something like 8 dBd, bi directional, favoring the east and west coast.
The mast was home brew from lengths of irrigation tubing, 4", 3", and
2", rigged so I could put the array up single handedly. Note that the
directions were chosen for SW Ohio, the choice of directions may vary
with your location.
At times I could "hold and run" a frequency on 40 or 20 metres, even
though the HW-9 was putting out only 4 watts to the power meter. I used
a Johnson Matchbox for coupling between the rig and the antennae.
Of course, these daze my puny effort of 350 to 400 contacts in 24 hours
would be considered mediocre, but it was fun. Folks have figured out
how to get 500 or more contacts in 24 hours even with QRP....
For truly portable operation, I always carried 30' of TV mast with our
camping gear, and ran a 80 metre dipole, rigged as two of three guys,
fed with the same 450 ohm feedline, and used the same transmatch. I
generally packed a 100 watt rig, most recently a Drake TR-7, but
sometimes the HW-9. This setup allowed me to handle several TCC
traffic from the east to the west part of the United States, generally
on 20 metres.
The very "best" portable operation I had was during a 1970's Ohio QSO
party, where we rented a cabin in a state park on top of some very small

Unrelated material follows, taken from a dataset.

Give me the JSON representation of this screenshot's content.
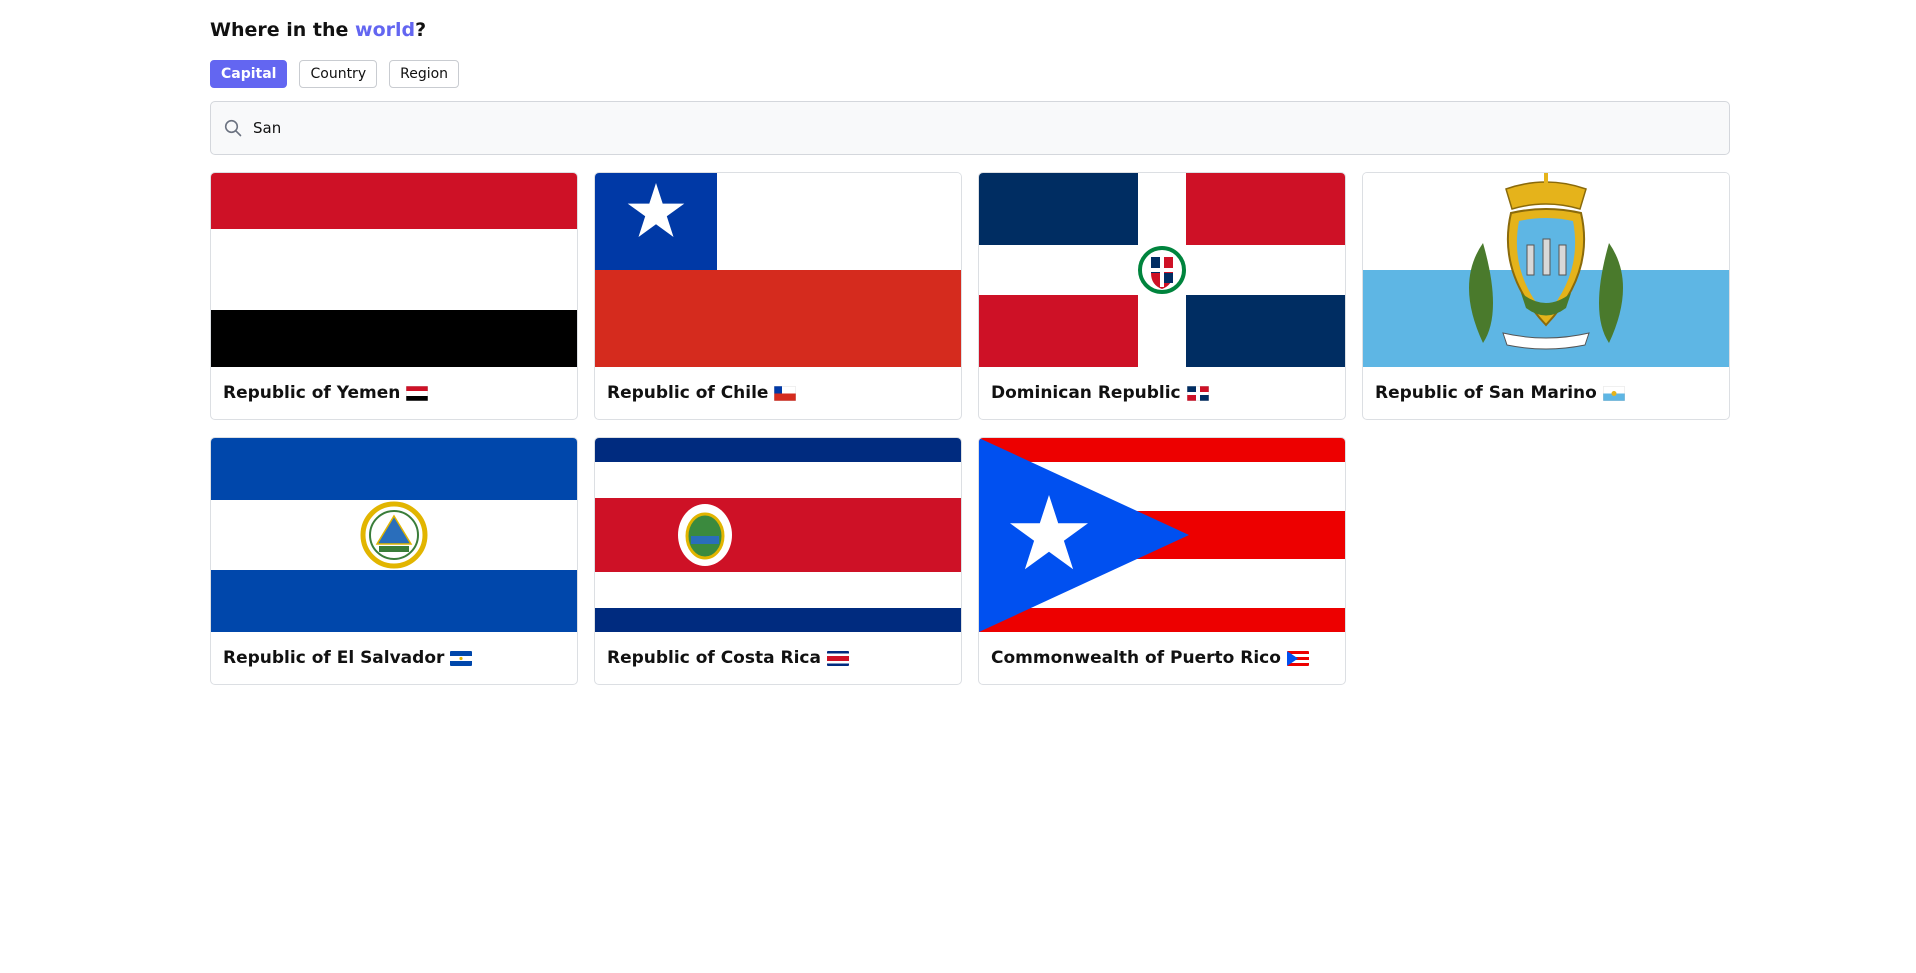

"mountains" in eastern Ohio, and there were ubiquitous 70' naturally
growing antennae masts. The spacing was such that I could only put up a
40 metre halfwave, which I fed with 450 Ohm line. At 70' it did a
credible job - folks on the Ohio SSB net were giving me signal reports
better than I received from am 80 metre extended double zepp at 50'
which I used at home.
Methinks investment in antennae is the first and best utilization of
resources for a ham radio station. Second is receiver. A far third is
73 de n8xx Hg
Karl Larsen wrote:
> <>Hi All, Here is what 80 Meters needs for serious DX chasing and just
> great signals every day of the year and without any Solar Effects
> problems. This antenna is what you want:
> Length: 136 feet center fed.
> Feedline: 450 ohm windowed twinlead.
> Height: At least 70 feet above Ground (better than 1/2 Wavelength)
> About 1956 there was an old Ham in Roswell, NM and he had a 80 meter
> antenna like the above. We were on AM Phone and when he came on the
> air with his DX100 at 100 Watts he sounded like the Voice of America.
> Never lower than 40 DB over S9. His antenna was between two 80 foot
> telephone poles.
> As a general rule we don't have the space for this antenna nor the
> poles :-)
> Today my 80 meter antenna at home is a dipole 100 feet long fed in the
> center with 450 ohm balanced cable. It is about 40 feet high at the
> center and then slopes down sharp to about 10 feet at the ends. This
> is not good, but it works ok.
> My portable antenna is 85 feet long and I put it up as an inverted L.
> I have two counterpoise 30 and 35 feet long. Get the antenna as high
> as possible. A good friend uses the inverted L and his wire is longer
> but still not a half wave on 80 meters. He is beating me in the Fox
> Hunts on 80 meters.
> 72/73 Karl K5DI